SUPPLIED DATA ▸
________________
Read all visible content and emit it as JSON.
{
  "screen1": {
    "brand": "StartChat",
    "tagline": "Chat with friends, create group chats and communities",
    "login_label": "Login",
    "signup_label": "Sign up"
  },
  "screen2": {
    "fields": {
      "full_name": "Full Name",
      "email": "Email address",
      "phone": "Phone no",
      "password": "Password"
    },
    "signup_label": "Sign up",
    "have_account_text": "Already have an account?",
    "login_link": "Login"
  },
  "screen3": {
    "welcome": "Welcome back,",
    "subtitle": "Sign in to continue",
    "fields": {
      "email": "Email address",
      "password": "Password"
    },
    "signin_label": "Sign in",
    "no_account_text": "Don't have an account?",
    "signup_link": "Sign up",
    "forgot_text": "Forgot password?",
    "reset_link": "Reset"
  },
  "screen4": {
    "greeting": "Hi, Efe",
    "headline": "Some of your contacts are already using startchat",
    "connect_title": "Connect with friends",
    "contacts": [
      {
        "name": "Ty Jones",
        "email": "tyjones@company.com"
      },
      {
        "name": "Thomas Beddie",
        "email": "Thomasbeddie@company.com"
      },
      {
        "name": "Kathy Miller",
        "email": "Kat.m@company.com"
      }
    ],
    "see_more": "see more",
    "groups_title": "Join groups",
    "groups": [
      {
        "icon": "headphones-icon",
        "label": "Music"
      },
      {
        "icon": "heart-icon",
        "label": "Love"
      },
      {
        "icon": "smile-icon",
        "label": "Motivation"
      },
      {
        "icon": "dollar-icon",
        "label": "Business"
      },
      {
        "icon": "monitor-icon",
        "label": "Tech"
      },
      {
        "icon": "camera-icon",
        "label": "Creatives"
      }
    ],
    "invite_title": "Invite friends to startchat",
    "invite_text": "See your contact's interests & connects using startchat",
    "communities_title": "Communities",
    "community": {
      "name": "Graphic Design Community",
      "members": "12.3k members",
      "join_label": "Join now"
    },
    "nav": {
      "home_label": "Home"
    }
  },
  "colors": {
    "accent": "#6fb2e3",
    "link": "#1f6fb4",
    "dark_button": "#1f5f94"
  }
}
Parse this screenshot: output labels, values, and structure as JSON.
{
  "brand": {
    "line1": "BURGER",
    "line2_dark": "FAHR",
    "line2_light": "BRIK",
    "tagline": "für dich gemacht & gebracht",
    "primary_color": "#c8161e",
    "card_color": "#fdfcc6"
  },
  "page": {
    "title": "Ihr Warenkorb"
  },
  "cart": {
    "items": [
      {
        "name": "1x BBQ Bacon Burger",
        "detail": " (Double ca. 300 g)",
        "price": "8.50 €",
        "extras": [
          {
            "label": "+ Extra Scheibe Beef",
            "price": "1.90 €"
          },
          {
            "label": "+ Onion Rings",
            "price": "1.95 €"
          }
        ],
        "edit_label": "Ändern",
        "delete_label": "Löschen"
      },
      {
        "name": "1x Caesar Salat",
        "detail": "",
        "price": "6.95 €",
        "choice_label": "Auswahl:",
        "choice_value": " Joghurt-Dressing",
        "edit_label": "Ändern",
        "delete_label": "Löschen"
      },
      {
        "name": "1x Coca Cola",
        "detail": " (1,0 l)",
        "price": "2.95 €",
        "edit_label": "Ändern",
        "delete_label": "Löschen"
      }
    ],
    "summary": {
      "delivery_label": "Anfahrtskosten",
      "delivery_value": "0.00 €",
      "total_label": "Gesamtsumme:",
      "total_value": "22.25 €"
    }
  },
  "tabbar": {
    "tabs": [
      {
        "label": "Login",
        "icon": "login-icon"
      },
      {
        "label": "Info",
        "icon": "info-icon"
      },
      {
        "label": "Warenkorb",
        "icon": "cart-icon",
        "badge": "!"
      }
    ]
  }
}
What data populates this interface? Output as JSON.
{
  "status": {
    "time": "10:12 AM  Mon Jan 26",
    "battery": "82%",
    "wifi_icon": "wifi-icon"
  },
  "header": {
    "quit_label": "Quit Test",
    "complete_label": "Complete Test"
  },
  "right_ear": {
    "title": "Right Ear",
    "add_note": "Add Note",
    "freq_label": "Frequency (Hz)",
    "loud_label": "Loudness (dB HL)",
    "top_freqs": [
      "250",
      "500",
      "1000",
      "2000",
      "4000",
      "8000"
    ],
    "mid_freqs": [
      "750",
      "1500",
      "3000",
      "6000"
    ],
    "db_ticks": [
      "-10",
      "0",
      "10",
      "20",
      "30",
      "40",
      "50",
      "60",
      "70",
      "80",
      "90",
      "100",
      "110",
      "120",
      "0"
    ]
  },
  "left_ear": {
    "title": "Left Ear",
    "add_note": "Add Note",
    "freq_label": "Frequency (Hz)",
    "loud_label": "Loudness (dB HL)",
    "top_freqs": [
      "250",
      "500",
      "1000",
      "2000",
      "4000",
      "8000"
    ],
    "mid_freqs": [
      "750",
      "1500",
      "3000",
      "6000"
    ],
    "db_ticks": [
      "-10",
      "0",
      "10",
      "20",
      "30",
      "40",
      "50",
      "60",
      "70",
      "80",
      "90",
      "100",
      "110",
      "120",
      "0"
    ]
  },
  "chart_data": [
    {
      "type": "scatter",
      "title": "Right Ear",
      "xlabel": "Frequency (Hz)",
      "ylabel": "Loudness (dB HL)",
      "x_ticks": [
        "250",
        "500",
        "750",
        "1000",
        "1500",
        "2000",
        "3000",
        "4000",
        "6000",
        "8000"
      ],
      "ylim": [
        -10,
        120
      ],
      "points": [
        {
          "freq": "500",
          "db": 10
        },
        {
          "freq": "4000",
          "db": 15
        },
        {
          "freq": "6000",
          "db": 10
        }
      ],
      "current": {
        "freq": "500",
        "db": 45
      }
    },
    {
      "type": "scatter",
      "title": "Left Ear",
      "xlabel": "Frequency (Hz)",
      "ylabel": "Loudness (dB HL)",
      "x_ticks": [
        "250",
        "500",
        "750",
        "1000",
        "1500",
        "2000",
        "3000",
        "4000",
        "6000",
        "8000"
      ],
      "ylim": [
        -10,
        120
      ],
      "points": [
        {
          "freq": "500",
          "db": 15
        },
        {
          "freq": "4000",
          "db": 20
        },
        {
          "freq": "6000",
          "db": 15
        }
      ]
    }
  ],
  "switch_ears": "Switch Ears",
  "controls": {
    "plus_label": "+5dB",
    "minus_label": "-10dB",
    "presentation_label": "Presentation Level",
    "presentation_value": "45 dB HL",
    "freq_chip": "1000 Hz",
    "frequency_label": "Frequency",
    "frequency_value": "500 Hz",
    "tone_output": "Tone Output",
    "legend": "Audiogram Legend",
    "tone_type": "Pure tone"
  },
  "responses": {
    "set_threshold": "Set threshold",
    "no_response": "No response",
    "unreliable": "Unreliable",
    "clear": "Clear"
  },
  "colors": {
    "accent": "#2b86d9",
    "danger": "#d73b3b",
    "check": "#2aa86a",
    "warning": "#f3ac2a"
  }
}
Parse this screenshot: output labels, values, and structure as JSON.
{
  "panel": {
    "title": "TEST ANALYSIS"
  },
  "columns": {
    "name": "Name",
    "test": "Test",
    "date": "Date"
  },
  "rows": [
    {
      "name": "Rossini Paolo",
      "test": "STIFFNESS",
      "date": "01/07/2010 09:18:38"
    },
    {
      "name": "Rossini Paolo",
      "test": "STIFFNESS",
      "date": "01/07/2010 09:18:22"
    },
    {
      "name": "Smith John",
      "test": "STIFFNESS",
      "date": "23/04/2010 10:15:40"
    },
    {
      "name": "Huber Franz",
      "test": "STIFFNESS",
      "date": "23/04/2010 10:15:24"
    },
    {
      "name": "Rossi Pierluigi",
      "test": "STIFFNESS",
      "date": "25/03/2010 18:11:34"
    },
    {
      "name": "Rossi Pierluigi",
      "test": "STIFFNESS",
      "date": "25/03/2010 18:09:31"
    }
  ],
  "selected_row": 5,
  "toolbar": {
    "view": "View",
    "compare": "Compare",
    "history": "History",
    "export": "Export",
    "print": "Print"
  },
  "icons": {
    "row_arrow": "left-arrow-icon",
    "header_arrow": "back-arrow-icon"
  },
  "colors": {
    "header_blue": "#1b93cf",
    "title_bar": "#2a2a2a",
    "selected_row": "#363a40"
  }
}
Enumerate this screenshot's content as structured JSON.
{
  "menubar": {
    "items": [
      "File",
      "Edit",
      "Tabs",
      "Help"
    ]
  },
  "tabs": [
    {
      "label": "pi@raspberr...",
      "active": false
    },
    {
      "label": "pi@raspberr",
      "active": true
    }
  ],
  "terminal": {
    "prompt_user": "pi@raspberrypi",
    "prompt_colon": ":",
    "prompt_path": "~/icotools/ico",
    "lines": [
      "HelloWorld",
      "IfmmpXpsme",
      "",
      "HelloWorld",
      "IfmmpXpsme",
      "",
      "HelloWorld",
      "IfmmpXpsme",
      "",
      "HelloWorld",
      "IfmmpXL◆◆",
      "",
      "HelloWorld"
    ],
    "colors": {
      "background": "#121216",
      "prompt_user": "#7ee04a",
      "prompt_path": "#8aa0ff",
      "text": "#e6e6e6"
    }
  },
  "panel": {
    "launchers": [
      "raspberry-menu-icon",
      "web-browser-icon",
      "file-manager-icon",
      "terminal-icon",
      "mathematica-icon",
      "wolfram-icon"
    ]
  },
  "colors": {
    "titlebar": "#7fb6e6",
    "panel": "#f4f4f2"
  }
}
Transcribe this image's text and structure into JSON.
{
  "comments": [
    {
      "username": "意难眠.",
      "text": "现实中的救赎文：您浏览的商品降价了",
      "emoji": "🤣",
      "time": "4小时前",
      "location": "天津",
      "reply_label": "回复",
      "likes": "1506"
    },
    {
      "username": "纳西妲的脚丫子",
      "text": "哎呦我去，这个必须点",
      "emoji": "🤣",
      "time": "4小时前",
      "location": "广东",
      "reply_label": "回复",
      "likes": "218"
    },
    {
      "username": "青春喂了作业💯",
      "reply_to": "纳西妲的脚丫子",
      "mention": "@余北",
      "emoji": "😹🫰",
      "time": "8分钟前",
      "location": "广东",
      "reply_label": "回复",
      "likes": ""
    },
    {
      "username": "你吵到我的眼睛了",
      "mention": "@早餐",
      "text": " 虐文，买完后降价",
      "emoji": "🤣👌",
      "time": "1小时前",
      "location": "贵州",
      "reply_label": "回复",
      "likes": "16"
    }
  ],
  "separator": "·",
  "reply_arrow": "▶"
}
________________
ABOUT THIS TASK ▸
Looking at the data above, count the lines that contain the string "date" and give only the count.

RESULT ▸
7